Making "Outta My Head" in about 48 hours...
I met Tommy and The High Pilots a few years ago, when I shot some promotional stills for them in Venice, Ca. I'd previously met Matt Palermo (the High Pilots drummer) when I shot promotional stills for Ludo, whom Matt was playing with at the time. Great guys all around, and we had fun shooting down on the beach and Venice boardwalk.
After two years working on new material, I got a call from the head of their label, Tim Convy, about shooting some promotional stills for the new record. During the shoot, we talked casually about shooting a video, but nothing concrete. A few weeks later, I got another call from Tim asking whether a) I'd be interested in shooting a video for THP and b) if we could pull it off in less than a week! It took us a couple of days to agree on both song and treatment, and by that time we literally had about 48 hours before they left on tour. STRESS.
The concept we agreed on was to shoot an improvised video, where a number of professional dancers would dance and interact with the band, dancing harder / crazier / happier as the song progressed -- essentially getting "Outta Their Heads..." Due to the hyper compressed shoot schedule, we had little time to rehearse, so I purposefully cast professional dancers who had no trouble interpreting my impromptu body movement direction. Thankfully, L.A. is chock full of amazing dancers, so the casting call got results fast. Alana Shea (my co-producer) and I worked around the clock to get the right cast of dancers, a shooting location, supplies and gear.

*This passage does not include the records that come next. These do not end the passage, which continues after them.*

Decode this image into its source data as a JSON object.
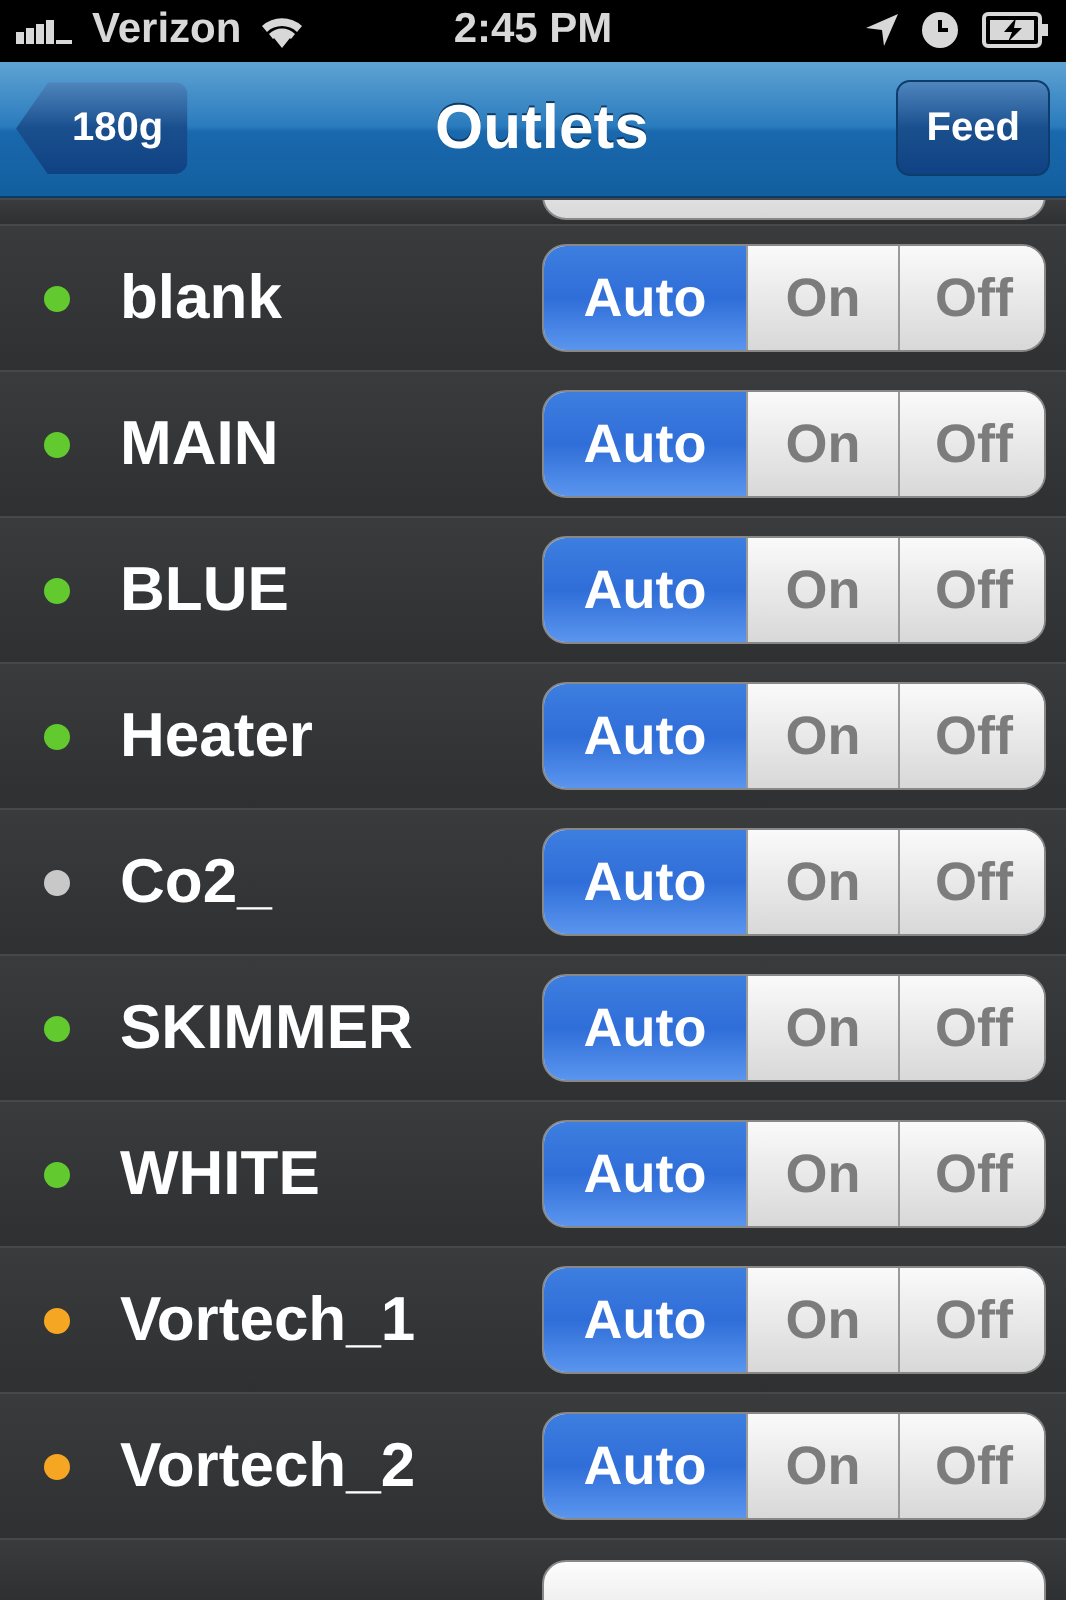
{
  "status_bar": {
    "carrier": "Verizon",
    "time": "2:45 PM"
  },
  "nav_bar": {
    "back_button": "180g",
    "title": "Outlets",
    "right_button": "Feed"
  },
  "outlets": [
    {
      "name": "blank",
      "color": "#62c92e",
      "options": [
        {
          "label": "Auto",
          "selected": true
        },
        {
          "label": "On",
          "selected": false
        },
        {
          "label": "Off",
          "selected": false
        }
      ]
    },
    {
      "name": "MAIN",
      "color": "#62c92e",
      "options": [
        {
          "label": "Auto",
          "selected": true
        },
        {
          "label": "On",
          "selected": false
        },
        {
          "label": "Off",
          "selected": false
        }
      ]
    },
    {
      "name": "BLUE",
      "color": "#62c92e",
      "options": [
        {
          "label": "Auto",
          "selected": true
        },
        {
          "label": "On",
          "selected": false
        },
        {
          "label": "Off",
          "selected": false
        }
      ]
    },
    {
      "name": "Heater",
      "color": "#62c92e",
      "options": [
        {
          "label": "Auto",
          "selected": true
        },
        {
          "label": "On",
          "selected": false
        },
        {
          "label": "Off",
          "selected": false
        }
      ]
    },
    {
      "name": "Co2_",
      "color": "#c8c8c8",
      "options": [
        {
          "label": "Auto",
          "selected": true
        },
        {
          "label": "On",
          "selected": false
        },
        {
          "label": "Off",
          "selected": false
        }
      ]
    },
    {
      "name": "SKIMMER",
      "color": "#62c92e",
      "options": [
        {
          "label": "Auto",
          "selected": true
        },
        {
          "label": "On",
          "selected": false
        },
        {
          "label": "Off",
          "selected": false
        }
      ]
    },
    {
      "name": "WHITE",
      "color": "#62c92e",
      "options": [
        {
          "label": "Auto",
          "selected": true
        },
        {
          "label": "On",
          "selected": false
        },
        {
          "label": "Off",
          "selected": false
        }
      ]
    },
    {
      "name": "Vortech_1",
      "color": "#f5a623",
      "options": [
        {
          "label": "Auto",
          "selected": true
        },
        {
          "label": "On",
          "selected": false
        },
        {
          "label": "Off",
          "selected": false
        }
      ]
    },
    {
      "name": "Vortech_2",
      "color": "#f5a623",
      "options": [
        {
          "label": "Auto",
          "selected": true
        },
        {
          "label": "On",
          "selected": false
        },
        {
          "label": "Off",
          "selected": false
        }
      ]
    }
  ]
}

As with all young bands on the rise these days, budget is always anemic at best. I knew I'd need substantial video coverage to ensure I had enough material to work with in the edit once the band left on tour. My solution was to shoot 5 cameras simultaenously: two 7D's and three GoPro Hero III's. I mounted the 7D's side by side, so I could operate both at the same time, as I planned on using a handful of dolly moves to add some kinetic energy to the final edit. Generally, my approach worked well.
The edit was pretty complicated, but by my own doing. I ended up with about 40 shots/takes to choose from for each measure of the song. I realized really quickly that there was no easy way to review each of the 40 shots from measure to measure, so I went another route. I created a rough cut of the video using only footage a single camera at a time. That forced me to choose only the best moments captured from each camera, resulting in about 5 distinct videos. Then I competed those 5 videos against each other, until I had a rough comprised of the best shots that had made their way to into the edit. From there, I spent another week combing through footage looking for shots I might missed, experimenting with cutaways of dancers, etc.
In the end I scrapped all the GoPro footage. Outdoors, the quality is pretty amazing. Indoors though, the quality quickly falls away if the lighting isn't blasting the subjects. Unfortunate, because I had some fun angles.
I also decided that I wanted to really accentuate the difference between Tommy's dancing in the intro, and motionless dancers behind him. These takes were improvised, and in retrospect I would have shot them differently to get a better result. No matter how hard the dancers tried to stand still, there was always someone swaying, blinking, coughing, etc. that ruined the vibe I wanted. My solution was to take a single frame of video to use as a plate, minimized Tommy as much as possible in it, then Roto'd another version of the same video clip, where only Tommy dancing was left. The results resulted in the background being more frozen while Tommy dances in the foreground.
I'm pleased with the final result. I think it does the band justice and represents them well. Live, Tommy is a total entertainer and the band is sharp as a tack. They're getting some quick press and attention, and I hope they get the success the absolutely deserve!